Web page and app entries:

▼▼▼

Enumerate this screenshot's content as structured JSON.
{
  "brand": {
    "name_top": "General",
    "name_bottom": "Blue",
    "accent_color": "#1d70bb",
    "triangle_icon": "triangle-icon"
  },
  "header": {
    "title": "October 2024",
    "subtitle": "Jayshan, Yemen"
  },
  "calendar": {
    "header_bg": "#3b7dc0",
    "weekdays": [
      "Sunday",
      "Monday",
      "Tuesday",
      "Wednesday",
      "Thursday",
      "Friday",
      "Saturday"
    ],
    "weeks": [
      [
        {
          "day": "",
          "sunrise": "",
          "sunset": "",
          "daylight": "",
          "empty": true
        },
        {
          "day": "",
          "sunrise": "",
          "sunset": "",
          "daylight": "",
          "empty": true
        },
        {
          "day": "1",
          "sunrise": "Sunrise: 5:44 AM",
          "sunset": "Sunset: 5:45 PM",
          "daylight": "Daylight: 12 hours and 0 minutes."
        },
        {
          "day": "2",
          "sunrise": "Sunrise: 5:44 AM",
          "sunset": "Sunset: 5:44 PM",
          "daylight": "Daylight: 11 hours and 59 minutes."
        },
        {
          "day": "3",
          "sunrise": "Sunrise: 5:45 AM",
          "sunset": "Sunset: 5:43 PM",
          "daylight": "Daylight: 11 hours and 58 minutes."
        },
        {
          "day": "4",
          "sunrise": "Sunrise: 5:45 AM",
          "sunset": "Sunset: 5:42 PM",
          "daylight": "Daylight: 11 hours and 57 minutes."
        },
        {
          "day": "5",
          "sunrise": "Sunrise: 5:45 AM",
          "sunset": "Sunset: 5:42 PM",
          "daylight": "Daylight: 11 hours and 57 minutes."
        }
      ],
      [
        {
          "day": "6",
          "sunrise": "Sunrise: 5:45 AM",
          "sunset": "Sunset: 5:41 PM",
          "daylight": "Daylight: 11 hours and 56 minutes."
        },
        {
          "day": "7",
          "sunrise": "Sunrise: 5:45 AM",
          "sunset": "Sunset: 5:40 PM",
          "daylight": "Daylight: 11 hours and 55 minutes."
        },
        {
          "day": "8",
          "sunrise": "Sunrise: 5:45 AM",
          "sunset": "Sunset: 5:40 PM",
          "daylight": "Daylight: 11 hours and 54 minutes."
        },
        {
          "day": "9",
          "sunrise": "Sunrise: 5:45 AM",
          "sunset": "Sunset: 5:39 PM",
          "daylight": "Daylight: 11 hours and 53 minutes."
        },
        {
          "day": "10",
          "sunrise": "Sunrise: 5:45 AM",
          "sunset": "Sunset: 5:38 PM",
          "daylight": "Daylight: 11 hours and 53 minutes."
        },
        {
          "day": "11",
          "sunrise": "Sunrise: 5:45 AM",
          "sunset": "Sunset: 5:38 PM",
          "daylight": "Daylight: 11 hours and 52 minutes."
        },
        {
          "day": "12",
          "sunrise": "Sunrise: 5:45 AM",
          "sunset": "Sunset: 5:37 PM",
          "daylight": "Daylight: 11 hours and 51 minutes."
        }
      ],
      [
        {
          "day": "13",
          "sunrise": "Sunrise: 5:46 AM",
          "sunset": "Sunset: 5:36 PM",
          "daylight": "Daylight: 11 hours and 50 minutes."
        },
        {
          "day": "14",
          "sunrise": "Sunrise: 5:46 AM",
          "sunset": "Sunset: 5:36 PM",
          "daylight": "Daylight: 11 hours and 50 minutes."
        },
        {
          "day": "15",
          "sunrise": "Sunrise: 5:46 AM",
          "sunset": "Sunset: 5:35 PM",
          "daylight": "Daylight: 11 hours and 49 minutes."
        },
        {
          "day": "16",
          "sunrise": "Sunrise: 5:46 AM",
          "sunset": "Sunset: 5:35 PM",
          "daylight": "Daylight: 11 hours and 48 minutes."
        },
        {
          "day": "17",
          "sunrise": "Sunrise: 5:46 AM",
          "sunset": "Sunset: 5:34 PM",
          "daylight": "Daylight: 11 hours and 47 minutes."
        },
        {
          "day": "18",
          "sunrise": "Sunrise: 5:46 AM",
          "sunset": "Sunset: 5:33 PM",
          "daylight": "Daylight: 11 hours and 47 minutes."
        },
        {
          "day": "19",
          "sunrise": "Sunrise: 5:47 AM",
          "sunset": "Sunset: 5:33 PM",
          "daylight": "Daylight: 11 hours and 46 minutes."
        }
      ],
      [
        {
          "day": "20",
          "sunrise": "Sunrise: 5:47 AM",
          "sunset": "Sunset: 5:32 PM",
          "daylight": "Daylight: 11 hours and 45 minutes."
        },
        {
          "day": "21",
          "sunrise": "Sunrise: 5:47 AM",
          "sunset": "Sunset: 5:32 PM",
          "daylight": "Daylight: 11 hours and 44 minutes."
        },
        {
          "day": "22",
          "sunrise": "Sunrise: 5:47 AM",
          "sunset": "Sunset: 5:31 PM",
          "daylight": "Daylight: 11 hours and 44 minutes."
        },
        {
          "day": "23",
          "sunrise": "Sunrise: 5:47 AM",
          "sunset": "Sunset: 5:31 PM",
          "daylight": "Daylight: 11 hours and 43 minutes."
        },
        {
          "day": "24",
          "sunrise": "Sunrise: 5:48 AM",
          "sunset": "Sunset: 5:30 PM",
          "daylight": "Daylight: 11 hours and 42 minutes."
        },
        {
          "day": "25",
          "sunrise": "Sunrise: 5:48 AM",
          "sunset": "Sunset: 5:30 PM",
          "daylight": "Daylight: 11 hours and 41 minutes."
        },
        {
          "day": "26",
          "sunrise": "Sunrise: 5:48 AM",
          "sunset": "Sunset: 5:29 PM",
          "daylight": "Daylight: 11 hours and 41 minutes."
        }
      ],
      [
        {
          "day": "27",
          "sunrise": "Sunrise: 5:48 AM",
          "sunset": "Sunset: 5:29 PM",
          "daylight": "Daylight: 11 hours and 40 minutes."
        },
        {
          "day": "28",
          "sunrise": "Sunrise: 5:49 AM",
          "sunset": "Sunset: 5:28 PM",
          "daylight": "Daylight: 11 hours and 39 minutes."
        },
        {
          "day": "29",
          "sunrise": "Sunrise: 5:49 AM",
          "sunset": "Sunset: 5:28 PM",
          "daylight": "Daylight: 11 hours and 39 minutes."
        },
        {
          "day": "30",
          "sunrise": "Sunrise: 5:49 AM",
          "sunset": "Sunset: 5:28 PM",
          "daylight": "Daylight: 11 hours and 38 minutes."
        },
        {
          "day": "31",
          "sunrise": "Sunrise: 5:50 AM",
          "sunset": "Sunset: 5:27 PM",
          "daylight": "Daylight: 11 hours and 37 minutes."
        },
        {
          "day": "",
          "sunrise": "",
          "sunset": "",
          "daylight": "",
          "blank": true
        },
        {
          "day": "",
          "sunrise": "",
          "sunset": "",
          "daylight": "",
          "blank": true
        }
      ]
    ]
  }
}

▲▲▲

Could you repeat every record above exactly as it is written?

Enumerate this screenshot's content as structured JSON.
{
  "brand": {
    "name_top": "General",
    "name_bottom": "Blue",
    "accent_color": "#1d70bb",
    "triangle_icon": "triangle-icon"
  },
  "header": {
    "title": "October 2024",
    "subtitle": "Jayshan, Yemen"
  },
  "calendar": {
    "header_bg": "#3b7dc0",
    "weekdays": [
      "Sunday",
      "Monday",
      "Tuesday",
      "Wednesday",
      "Thursday",
      "Friday",
      "Saturday"
    ],
    "weeks": [
      [
        {
          "day": "",
          "sunrise": "",
          "sunset": "",
          "daylight": "",
          "empty": true
        },
        {
          "day": "",
          "sunrise": "",
          "sunset": "",
          "daylight": "",
          "empty": true
        },
        {
          "day": "1",
          "sunrise": "Sunrise: 5:44 AM",
          "sunset": "Sunset: 5:45 PM",
          "daylight": "Daylight: 12 hours and 0 minutes."
        },
        {
          "day": "2",
          "sunrise": "Sunrise: 5:44 AM",
          "sunset": "Sunset: 5:44 PM",
          "daylight": "Daylight: 11 hours and 59 minutes."
        },
        {
          "day": "3",
          "sunrise": "Sunrise: 5:45 AM",
          "sunset": "Sunset: 5:43 PM",
          "daylight": "Daylight: 11 hours and 58 minutes."
        },
        {
          "day": "4",
          "sunrise": "Sunrise: 5:45 AM",
          "sunset": "Sunset: 5:42 PM",
          "daylight": "Daylight: 11 hours and 57 minutes."
        },
        {
          "day": "5",
          "sunrise": "Sunrise: 5:45 AM",
          "sunset": "Sunset: 5:42 PM",
          "daylight": "Daylight: 11 hours and 57 minutes."
        }
      ],
      [
        {
          "day": "6",
          "sunrise": "Sunrise: 5:45 AM",
          "sunset": "Sunset: 5:41 PM",
          "daylight": "Daylight: 11 hours and 56 minutes."
        },
        {
          "day": "7",
          "sunrise": "Sunrise: 5:45 AM",
          "sunset": "Sunset: 5:40 PM",
          "daylight": "Daylight: 11 hours and 55 minutes."
        },
        {
          "day": "8",
          "sunrise": "Sunrise: 5:45 AM",
          "sunset": "Sunset: 5:40 PM",
          "daylight": "Daylight: 11 hours and 54 minutes."
        },
        {
          "day": "9",
          "sunrise": "Sunrise: 5:45 AM",
          "sunset": "Sunset: 5:39 PM",
          "daylight": "Daylight: 11 hours and 53 minutes."
        },
        {
          "day": "10",
          "sunrise": "Sunrise: 5:45 AM",
          "sunset": "Sunset: 5:38 PM",
          "daylight": "Daylight: 11 hours and 53 minutes."
        },
        {
          "day": "11",
          "sunrise": "Sunrise: 5:45 AM",
          "sunset": "Sunset: 5:38 PM",
          "daylight": "Daylight: 11 hours and 52 minutes."
        },
        {
          "day": "12",
          "sunrise": "Sunrise: 5:45 AM",
          "sunset": "Sunset: 5:37 PM",
          "daylight": "Daylight: 11 hours and 51 minutes."
        }
      ],
      [
        {
          "day": "13",
          "sunrise": "Sunrise: 5:46 AM",
          "sunset": "Sunset: 5:36 PM",
          "daylight": "Daylight: 11 hours and 50 minutes."
        },
        {
          "day": "14",
          "sunrise": "Sunrise: 5:46 AM",
          "sunset": "Sunset: 5:36 PM",
          "daylight": "Daylight: 11 hours and 50 minutes."
        },
        {
          "day": "15",
          "sunrise": "Sunrise: 5:46 AM",
          "sunset": "Sunset: 5:35 PM",
          "daylight": "Daylight: 11 hours and 49 minutes."
        },
        {
          "day": "16",
          "sunrise": "Sunrise: 5:46 AM",
          "sunset": "Sunset: 5:35 PM",
          "daylight": "Daylight: 11 hours and 48 minutes."
        },
        {
          "day": "17",
          "sunrise": "Sunrise: 5:46 AM",
          "sunset": "Sunset: 5:34 PM",
          "daylight": "Daylight: 11 hours and 47 minutes."
        },
        {
          "day": "18",
          "sunrise": "Sunrise: 5:46 AM",
          "sunset": "Sunset: 5:33 PM",
          "daylight": "Daylight: 11 hours and 47 minutes."
        },
        {
          "day": "19",
          "sunrise": "Sunrise: 5:47 AM",
          "sunset": "Sunset: 5:33 PM",
          "daylight": "Daylight: 11 hours and 46 minutes."
        }
      ],
      [
        {
          "day": "20",
          "sunrise": "Sunrise: 5:47 AM",
          "sunset": "Sunset: 5:32 PM",
          "daylight": "Daylight: 11 hours and 45 minutes."
        },
        {
          "day": "21",
          "sunrise": "Sunrise: 5:47 AM",
          "sunset": "Sunset: 5:32 PM",
          "daylight": "Daylight: 11 hours and 44 minutes."
        },
        {
          "day": "22",
          "sunrise": "Sunrise: 5:47 AM",
          "sunset": "Sunset: 5:31 PM",
          "daylight": "Daylight: 11 hours and 44 minutes."
        },
        {
          "day": "23",
          "sunrise": "Sunrise: 5:47 AM",
          "sunset": "Sunset: 5:31 PM",
          "daylight": "Daylight: 11 hours and 43 minutes."
        },
        {
          "day": "24",
          "sunrise": "Sunrise: 5:48 AM",
          "sunset": "Sunset: 5:30 PM",
          "daylight": "Daylight: 11 hours and 42 minutes."
        },
        {
          "day": "25",
          "sunrise": "Sunrise: 5:48 AM",
          "sunset": "Sunset: 5:30 PM",
          "daylight": "Daylight: 11 hours and 41 minutes."
        },
        {
          "day": "26",
          "sunrise": "Sunrise: 5:48 AM",
          "sunset": "Sunset: 5:29 PM",
          "daylight": "Daylight: 11 hours and 41 minutes."
        }
      ],
      [
        {
          "day": "27",
          "sunrise": "Sunrise: 5:48 AM",
          "sunset": "Sunset: 5:29 PM",
          "daylight": "Daylight: 11 hours and 40 minutes."
        },
        {
          "day": "28",
          "sunrise": "Sunrise: 5:49 AM",
          "sunset": "Sunset: 5:28 PM",
          "daylight": "Daylight: 11 hours and 39 minutes."
        },
        {
          "day": "29",
          "sunrise": "Sunrise: 5:49 AM",
          "sunset": "Sunset: 5:28 PM",
          "daylight": "Daylight: 11 hours and 39 minutes."
        },
        {
          "day": "30",
          "sunrise": "Sunrise: 5:49 AM",
          "sunset": "Sunset: 5:28 PM",
          "daylight": "Daylight: 11 hours and 38 minutes."
        },
        {
          "day": "31",
          "sunrise": "Sunrise: 5:50 AM",
          "sunset": "Sunset: 5:27 PM",
          "daylight": "Daylight: 11 hours and 37 minutes."
        },
        {
          "day": "",
          "sunrise": "",
          "sunset": "",
          "daylight": "",
          "blank": true
        },
        {
          "day": "",
          "sunrise": "",
          "sunset": "",
          "daylight": "",
          "blank": true
        }
      ]
    ]
  }
}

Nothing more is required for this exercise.